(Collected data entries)
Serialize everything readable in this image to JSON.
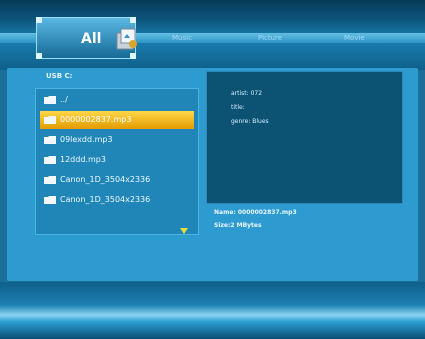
{
  "tabs": {
    "active": "All",
    "others": [
      "Music",
      "Picture",
      "Movie"
    ]
  },
  "browser": {
    "path": "USB   C:",
    "items": [
      {
        "label": "../",
        "selected": false
      },
      {
        "label": "0000002837.mp3",
        "selected": true
      },
      {
        "label": "09lexdd.mp3",
        "selected": false
      },
      {
        "label": "12ddd.mp3",
        "selected": false
      },
      {
        "label": "Canon_1D_3504x2336",
        "selected": false
      },
      {
        "label": "Canon_1D_3504x2336",
        "selected": false
      }
    ]
  },
  "info": {
    "artist": "artist: 072",
    "title": "title:",
    "genre": "genre: Blues"
  },
  "meta": {
    "name": "Name: 0000002837.mp3",
    "size": "Size:2 MBytes"
  },
  "colors": {
    "background": "#1c6f9a",
    "selection": "#f2b100",
    "panel": "#0c5273"
  }
}
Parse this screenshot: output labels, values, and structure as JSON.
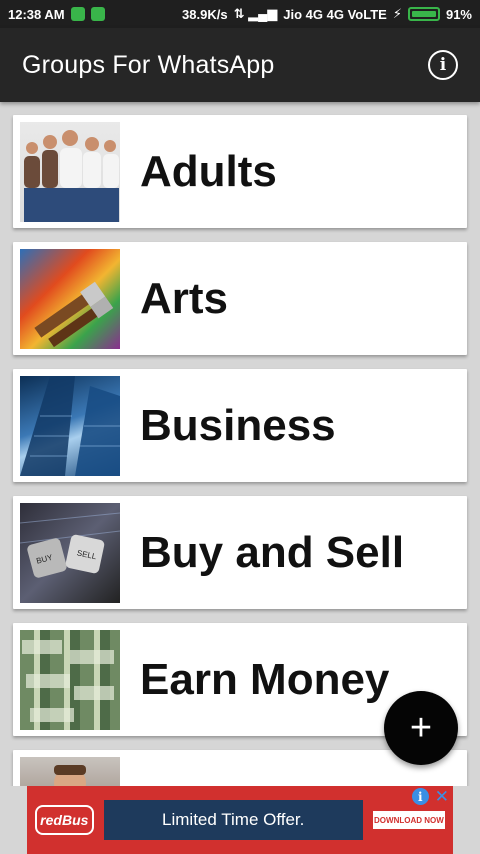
{
  "status_bar": {
    "time": "12:38 AM",
    "network_speed": "38.9K/s",
    "carrier": "Jio 4G 4G VoLTE",
    "battery": "91%"
  },
  "app_bar": {
    "title": "Groups For WhatsApp",
    "info_icon": "info-icon"
  },
  "categories": [
    {
      "label": "Adults",
      "thumbnail": "people-photo"
    },
    {
      "label": "Arts",
      "thumbnail": "paint-brushes-photo"
    },
    {
      "label": "Business",
      "thumbnail": "skyscrapers-photo"
    },
    {
      "label": "Buy and Sell",
      "thumbnail": "dice-buy-sell-photo"
    },
    {
      "label": "Earn Money",
      "thumbnail": "cash-stacks-photo"
    },
    {
      "label": "",
      "thumbnail": "man-photo"
    }
  ],
  "fab": {
    "label": "+",
    "icon": "add-icon"
  },
  "ad": {
    "brand": "redBus",
    "offer_text": "Limited Time Offer.",
    "cta": "DOWNLOAD NOW",
    "colors": {
      "background": "#d1302e",
      "offer_box": "#1e3a5c"
    }
  }
}
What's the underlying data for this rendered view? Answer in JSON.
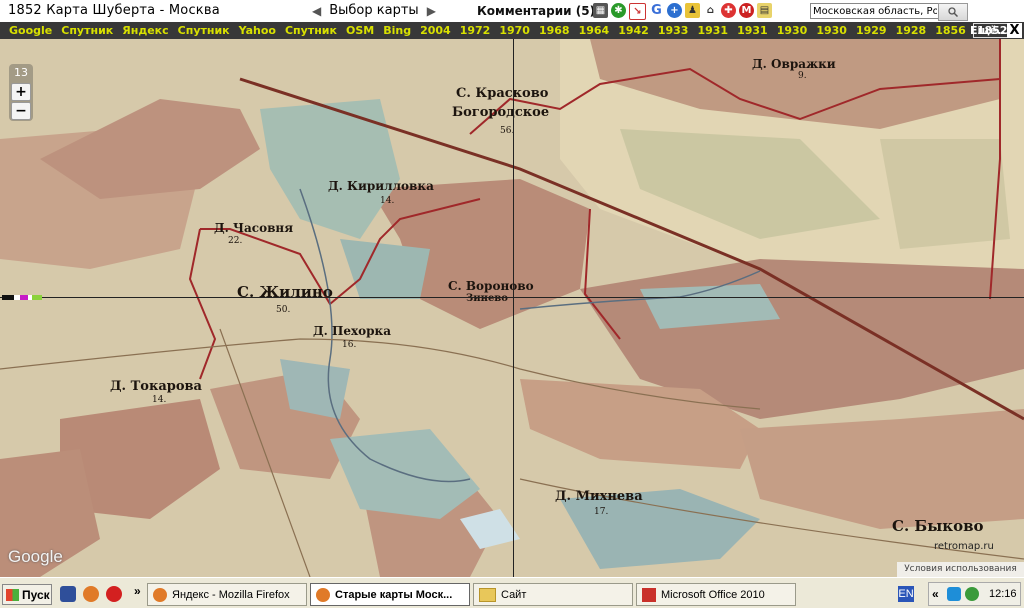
{
  "header": {
    "title": "1852 Карта Шуберта - Москва",
    "map_select_label": "Выбор карты",
    "comments_label": "Комментарии (5)",
    "search_value": "Московская область, Росси",
    "prev_arrow": "◀",
    "next_arrow": "▶"
  },
  "layers": {
    "items": [
      "Google",
      "Спутник",
      "Яндекс",
      "Спутник",
      "Yahoo",
      "Спутник",
      "OSM",
      "Bing",
      "2004",
      "1972",
      "1970",
      "1968",
      "1964",
      "1942",
      "1933",
      "1931",
      "1931",
      "1930",
      "1930",
      "1929",
      "1928",
      "1856",
      "1852"
    ],
    "active": "1852",
    "more_label": "Ещё...",
    "close_label": "X"
  },
  "map": {
    "zoom_level": "13",
    "zoom_in": "+",
    "zoom_out": "−",
    "places": [
      {
        "name": "Д. Овражки",
        "num": "9."
      },
      {
        "name": "С. Красково",
        "num": ""
      },
      {
        "name": "Богородское",
        "num": "56."
      },
      {
        "name": "Д. Кирилловка",
        "num": "14."
      },
      {
        "name": "Д. Часовня",
        "num": "22."
      },
      {
        "name": "С. Жилино",
        "num": "50."
      },
      {
        "name": "С. Вороново",
        "num": ""
      },
      {
        "name": "Зинево",
        "num": ""
      },
      {
        "name": "Д. Пехорка",
        "num": "16."
      },
      {
        "name": "Д. Токарова",
        "num": "14."
      },
      {
        "name": "Д. Михнева",
        "num": "17."
      },
      {
        "name": "С. Быково",
        "num": ""
      }
    ],
    "google_logo": "Google",
    "watermark": "retromap.ru",
    "terms_label": "Условия использования"
  },
  "taskbar": {
    "start_label": "Пуск",
    "windows": [
      {
        "label": "Яндекс - Mozilla Firefox",
        "active": false
      },
      {
        "label": "Старые карты Моск...",
        "active": true
      },
      {
        "label": "Сайт",
        "active": false
      },
      {
        "label": "Microsoft Office 2010",
        "active": false
      }
    ],
    "overflow": "»",
    "tray_expand": "«",
    "lang": "EN",
    "clock": "12:16"
  },
  "colors": {
    "layer_text": "#d8e000",
    "layer_bar": "#383838",
    "map_paper": "#d8ccb0",
    "field_pink": "#b58a78",
    "water_blue": "#9cb8b4",
    "boundary_red": "#a0282a"
  }
}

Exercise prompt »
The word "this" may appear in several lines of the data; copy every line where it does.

Exercise output »
Serialize everything readable in this image to JSON.
Parse this screenshot: output labels, values, and structure as JSON.
What's the underlying data for this rendered view? Answer in JSON.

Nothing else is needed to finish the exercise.